TASK ITEM>
Search the data for "have" and copy every matching line.

Dataset rows for apps and sites>
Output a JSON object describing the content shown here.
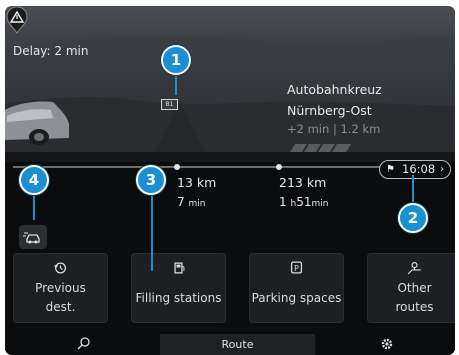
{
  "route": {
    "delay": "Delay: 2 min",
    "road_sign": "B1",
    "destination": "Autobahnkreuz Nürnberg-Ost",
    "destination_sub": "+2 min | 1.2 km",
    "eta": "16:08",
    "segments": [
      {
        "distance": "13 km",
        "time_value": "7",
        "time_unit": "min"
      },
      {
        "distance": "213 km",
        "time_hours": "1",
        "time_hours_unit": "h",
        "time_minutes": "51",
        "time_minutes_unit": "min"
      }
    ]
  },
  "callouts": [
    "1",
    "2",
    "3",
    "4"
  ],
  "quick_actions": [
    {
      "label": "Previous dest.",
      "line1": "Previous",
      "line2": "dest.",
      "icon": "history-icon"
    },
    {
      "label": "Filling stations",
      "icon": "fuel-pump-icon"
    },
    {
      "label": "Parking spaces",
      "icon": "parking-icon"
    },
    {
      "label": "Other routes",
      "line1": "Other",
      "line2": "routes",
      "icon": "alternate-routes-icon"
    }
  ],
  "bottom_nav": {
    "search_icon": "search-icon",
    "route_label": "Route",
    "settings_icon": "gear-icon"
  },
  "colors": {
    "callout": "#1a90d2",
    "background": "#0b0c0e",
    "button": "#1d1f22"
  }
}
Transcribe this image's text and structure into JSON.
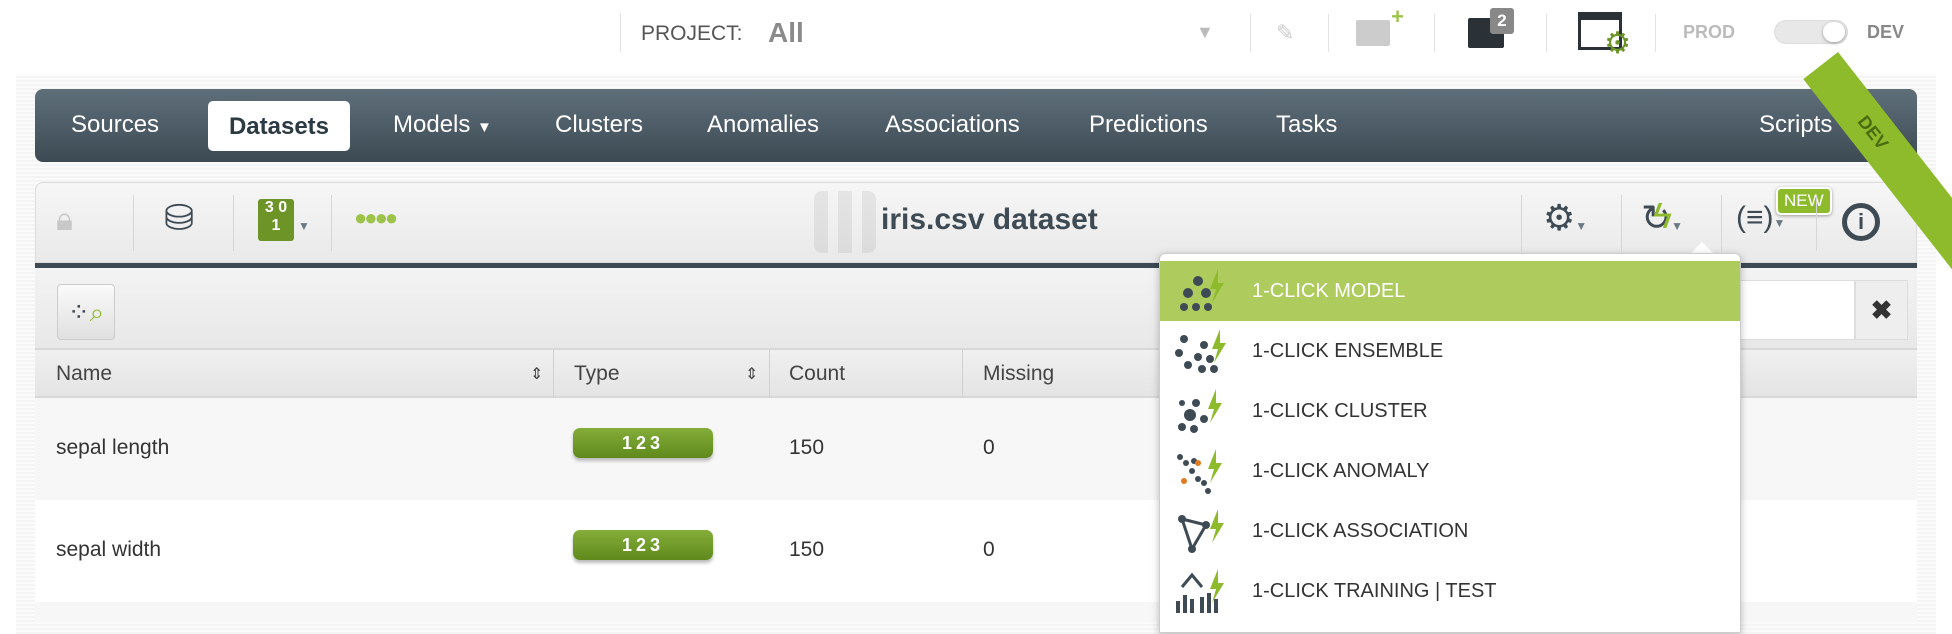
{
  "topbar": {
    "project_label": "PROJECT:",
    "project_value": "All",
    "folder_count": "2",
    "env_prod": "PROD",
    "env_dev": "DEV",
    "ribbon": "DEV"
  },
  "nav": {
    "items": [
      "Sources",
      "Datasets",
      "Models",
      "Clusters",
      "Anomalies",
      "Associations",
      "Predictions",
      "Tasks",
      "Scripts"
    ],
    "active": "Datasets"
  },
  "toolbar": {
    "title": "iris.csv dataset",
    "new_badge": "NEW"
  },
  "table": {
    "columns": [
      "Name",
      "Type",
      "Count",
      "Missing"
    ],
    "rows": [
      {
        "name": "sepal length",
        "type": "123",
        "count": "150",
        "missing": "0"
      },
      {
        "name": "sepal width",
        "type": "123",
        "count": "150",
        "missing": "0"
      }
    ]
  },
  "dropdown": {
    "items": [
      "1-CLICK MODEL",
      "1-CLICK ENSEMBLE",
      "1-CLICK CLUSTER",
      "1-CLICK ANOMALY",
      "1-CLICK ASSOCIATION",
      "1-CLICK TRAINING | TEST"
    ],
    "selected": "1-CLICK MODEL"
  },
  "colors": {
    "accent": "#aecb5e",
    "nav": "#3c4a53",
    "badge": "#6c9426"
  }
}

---

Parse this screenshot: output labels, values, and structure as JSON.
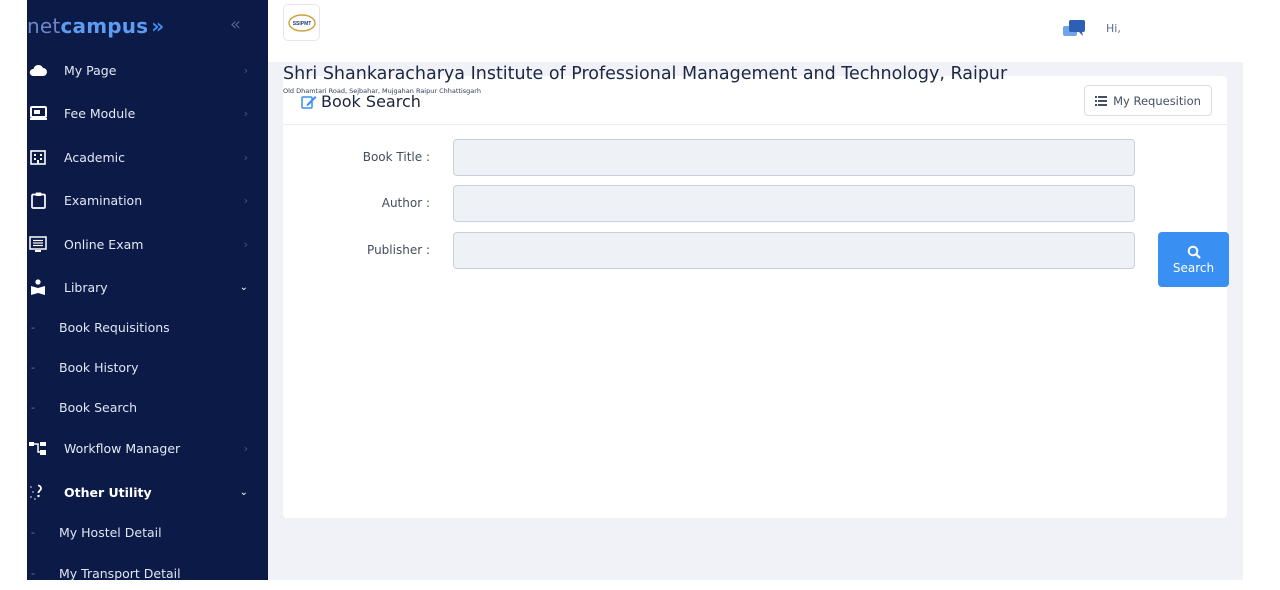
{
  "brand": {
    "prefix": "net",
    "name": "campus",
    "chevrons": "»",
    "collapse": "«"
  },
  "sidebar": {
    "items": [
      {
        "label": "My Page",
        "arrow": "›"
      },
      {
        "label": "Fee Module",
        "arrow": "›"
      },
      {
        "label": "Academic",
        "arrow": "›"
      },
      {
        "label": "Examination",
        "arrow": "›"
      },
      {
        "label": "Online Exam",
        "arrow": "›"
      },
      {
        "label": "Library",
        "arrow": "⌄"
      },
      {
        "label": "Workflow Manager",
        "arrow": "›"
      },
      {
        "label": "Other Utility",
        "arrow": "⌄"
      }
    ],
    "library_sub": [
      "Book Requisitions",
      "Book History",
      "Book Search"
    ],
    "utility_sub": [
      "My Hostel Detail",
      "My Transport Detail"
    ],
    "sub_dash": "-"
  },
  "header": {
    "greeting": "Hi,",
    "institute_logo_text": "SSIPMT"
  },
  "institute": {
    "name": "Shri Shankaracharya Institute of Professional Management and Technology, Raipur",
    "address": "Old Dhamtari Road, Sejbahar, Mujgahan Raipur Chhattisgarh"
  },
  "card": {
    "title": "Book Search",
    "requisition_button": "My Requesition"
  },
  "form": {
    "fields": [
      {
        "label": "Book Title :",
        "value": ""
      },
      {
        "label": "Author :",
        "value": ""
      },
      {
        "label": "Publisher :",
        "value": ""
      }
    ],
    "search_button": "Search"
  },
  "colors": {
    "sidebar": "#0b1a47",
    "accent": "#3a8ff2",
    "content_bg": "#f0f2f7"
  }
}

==

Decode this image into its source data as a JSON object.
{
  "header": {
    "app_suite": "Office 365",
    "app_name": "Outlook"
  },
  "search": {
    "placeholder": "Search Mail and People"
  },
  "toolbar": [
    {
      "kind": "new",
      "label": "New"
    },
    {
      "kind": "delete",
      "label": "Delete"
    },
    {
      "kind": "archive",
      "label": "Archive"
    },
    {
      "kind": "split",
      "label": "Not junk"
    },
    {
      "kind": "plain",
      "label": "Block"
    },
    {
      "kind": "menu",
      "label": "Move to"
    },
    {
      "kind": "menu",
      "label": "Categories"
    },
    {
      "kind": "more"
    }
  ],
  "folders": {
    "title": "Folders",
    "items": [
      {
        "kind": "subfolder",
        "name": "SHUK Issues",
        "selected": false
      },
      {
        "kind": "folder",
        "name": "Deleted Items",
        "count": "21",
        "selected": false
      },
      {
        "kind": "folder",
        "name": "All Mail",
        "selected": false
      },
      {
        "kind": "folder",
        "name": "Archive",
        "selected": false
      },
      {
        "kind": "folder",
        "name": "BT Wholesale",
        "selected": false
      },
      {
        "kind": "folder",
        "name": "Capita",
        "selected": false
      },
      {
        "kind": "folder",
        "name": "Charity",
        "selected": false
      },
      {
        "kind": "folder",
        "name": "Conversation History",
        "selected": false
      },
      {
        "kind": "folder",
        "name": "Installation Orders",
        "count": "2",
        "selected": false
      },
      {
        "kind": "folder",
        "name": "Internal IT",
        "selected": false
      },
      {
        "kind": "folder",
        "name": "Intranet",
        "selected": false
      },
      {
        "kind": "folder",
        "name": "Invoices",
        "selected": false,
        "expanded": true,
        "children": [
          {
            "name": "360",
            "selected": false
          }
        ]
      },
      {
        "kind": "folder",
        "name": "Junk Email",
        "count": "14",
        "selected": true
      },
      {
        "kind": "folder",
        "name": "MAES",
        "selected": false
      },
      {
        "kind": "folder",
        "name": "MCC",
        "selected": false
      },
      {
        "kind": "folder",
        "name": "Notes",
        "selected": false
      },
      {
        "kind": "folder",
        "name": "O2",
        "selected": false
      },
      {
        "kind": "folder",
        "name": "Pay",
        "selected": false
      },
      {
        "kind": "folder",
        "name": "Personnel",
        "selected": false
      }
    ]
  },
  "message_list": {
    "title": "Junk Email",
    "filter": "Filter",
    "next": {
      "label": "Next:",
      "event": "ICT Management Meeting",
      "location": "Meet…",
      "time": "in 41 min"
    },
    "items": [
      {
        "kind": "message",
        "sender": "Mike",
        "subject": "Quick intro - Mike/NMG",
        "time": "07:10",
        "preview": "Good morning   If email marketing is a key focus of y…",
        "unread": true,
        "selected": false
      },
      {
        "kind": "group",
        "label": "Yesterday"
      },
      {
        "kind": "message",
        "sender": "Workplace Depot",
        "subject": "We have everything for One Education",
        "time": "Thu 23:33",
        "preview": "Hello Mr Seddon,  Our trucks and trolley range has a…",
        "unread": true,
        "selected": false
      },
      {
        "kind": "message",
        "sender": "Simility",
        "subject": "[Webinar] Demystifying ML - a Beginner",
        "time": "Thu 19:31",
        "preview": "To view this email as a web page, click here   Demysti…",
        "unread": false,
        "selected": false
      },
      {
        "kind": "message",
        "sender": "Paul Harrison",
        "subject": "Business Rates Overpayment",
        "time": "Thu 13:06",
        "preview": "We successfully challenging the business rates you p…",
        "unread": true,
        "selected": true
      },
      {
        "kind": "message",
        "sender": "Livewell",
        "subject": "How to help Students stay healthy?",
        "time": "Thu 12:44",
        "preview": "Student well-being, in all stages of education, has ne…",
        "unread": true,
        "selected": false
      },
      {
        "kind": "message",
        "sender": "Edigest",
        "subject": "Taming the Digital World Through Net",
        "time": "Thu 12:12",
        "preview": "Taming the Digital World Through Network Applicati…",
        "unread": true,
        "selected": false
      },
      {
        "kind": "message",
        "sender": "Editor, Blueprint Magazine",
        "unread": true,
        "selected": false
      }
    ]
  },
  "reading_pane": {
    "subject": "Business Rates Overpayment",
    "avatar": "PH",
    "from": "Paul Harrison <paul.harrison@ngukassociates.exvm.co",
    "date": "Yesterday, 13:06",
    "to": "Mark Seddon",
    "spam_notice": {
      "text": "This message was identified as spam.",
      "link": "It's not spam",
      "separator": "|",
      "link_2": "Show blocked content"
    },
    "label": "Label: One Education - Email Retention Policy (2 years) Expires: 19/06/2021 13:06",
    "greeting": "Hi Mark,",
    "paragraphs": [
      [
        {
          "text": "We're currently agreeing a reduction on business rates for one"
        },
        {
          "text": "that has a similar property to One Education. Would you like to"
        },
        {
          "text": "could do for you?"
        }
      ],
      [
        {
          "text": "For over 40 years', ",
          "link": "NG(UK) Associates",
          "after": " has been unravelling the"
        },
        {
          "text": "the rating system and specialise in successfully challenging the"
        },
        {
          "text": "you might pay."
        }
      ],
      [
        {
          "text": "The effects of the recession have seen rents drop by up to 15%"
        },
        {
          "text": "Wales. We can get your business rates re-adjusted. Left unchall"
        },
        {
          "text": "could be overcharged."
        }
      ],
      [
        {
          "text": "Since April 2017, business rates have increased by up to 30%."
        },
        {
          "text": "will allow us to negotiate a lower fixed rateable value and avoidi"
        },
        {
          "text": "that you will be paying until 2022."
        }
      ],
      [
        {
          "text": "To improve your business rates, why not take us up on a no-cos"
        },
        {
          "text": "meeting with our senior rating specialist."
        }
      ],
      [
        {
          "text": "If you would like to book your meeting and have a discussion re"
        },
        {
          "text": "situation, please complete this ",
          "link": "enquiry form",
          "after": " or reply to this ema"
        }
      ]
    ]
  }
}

OUTPUT OF THE TASK>
        "subject": "We have everything for One Education",
          "text": "The effects of the recession have seen rents drop by up to 15%"
          "text": "Since April 2017, business rates have increased by up to 30%."
          "text": "If you would like to book your meeting and have a discussion re"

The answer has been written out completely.